What to work on
An exact, word-for-word copy of the entries is required, beginning at the line that contains "What data populates" and ending at the last line, both included.

[Dataset rows for apps and sites]
◆ ◆ ◆

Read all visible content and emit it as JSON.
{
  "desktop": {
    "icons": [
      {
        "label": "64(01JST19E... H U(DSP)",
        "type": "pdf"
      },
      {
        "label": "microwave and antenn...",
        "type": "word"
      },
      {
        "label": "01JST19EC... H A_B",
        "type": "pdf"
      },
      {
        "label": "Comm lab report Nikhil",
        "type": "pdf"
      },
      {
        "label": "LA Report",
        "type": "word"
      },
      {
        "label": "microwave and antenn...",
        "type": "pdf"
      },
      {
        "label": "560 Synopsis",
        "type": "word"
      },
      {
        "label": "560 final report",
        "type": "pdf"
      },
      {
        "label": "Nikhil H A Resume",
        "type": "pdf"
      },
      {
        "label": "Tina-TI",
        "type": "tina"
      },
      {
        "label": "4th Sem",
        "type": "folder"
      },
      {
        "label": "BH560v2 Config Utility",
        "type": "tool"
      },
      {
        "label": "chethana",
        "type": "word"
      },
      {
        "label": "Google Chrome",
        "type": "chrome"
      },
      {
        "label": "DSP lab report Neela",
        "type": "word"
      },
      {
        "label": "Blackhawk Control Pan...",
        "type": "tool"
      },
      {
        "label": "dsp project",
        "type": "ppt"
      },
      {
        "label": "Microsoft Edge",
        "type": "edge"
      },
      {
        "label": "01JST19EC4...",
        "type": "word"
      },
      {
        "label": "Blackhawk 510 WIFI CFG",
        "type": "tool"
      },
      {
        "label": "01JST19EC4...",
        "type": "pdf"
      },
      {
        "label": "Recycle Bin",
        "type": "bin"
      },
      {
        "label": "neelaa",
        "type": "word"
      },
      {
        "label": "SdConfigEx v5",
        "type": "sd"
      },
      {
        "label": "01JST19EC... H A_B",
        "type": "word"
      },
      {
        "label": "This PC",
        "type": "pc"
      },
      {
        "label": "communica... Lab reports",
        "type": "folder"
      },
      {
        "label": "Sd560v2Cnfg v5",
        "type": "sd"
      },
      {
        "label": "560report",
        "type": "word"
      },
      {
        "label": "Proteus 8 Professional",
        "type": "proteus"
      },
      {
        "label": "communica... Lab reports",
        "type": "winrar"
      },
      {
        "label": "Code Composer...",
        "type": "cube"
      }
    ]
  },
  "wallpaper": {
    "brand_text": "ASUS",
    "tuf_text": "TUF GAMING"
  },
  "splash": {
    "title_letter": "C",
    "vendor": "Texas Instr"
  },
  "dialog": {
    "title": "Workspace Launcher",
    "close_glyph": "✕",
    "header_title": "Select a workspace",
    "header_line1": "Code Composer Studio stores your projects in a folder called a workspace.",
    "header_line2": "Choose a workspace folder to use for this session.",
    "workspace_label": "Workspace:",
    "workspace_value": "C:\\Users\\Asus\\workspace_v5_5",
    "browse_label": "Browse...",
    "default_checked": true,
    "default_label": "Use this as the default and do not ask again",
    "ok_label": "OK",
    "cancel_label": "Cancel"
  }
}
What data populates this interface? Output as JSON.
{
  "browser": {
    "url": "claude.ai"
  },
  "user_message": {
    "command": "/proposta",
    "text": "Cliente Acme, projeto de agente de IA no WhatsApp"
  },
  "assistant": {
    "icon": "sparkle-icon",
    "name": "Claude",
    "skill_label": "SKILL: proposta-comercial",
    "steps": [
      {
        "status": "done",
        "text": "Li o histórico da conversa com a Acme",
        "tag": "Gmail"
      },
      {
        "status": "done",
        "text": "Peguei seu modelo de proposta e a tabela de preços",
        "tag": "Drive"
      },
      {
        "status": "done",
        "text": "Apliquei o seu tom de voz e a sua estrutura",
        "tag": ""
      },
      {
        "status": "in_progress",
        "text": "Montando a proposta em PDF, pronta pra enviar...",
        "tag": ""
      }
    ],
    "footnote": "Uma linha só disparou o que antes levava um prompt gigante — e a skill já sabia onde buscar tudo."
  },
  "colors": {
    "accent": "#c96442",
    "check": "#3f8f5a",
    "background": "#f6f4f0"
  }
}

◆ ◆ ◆

Written answer
What data populates this interface? Output as JSON.
{
  "browser": {
    "url": "claude.ai"
  },
  "user_message": {
    "command": "/proposta",
    "text": "Cliente Acme, projeto de agente de IA no WhatsApp"
  },
  "assistant": {
    "icon": "sparkle-icon",
    "name": "Claude",
    "skill_label": "SKILL: proposta-comercial",
    "steps": [
      {
        "status": "done",
        "text": "Li o histórico da conversa com a Acme",
        "tag": "Gmail"
      },
      {
        "status": "done",
        "text": "Peguei seu modelo de proposta e a tabela de preços",
        "tag": "Drive"
      },
      {
        "status": "done",
        "text": "Apliquei o seu tom de voz e a sua estrutura",
        "tag": ""
      },
      {
        "status": "in_progress",
        "text": "Montando a proposta em PDF, pronta pra enviar...",
        "tag": ""
      }
    ],
    "footnote": "Uma linha só disparou o que antes levava um prompt gigante — e a skill já sabia onde buscar tudo."
  },
  "colors": {
    "accent": "#c96442",
    "check": "#3f8f5a",
    "background": "#f6f4f0"
  }
}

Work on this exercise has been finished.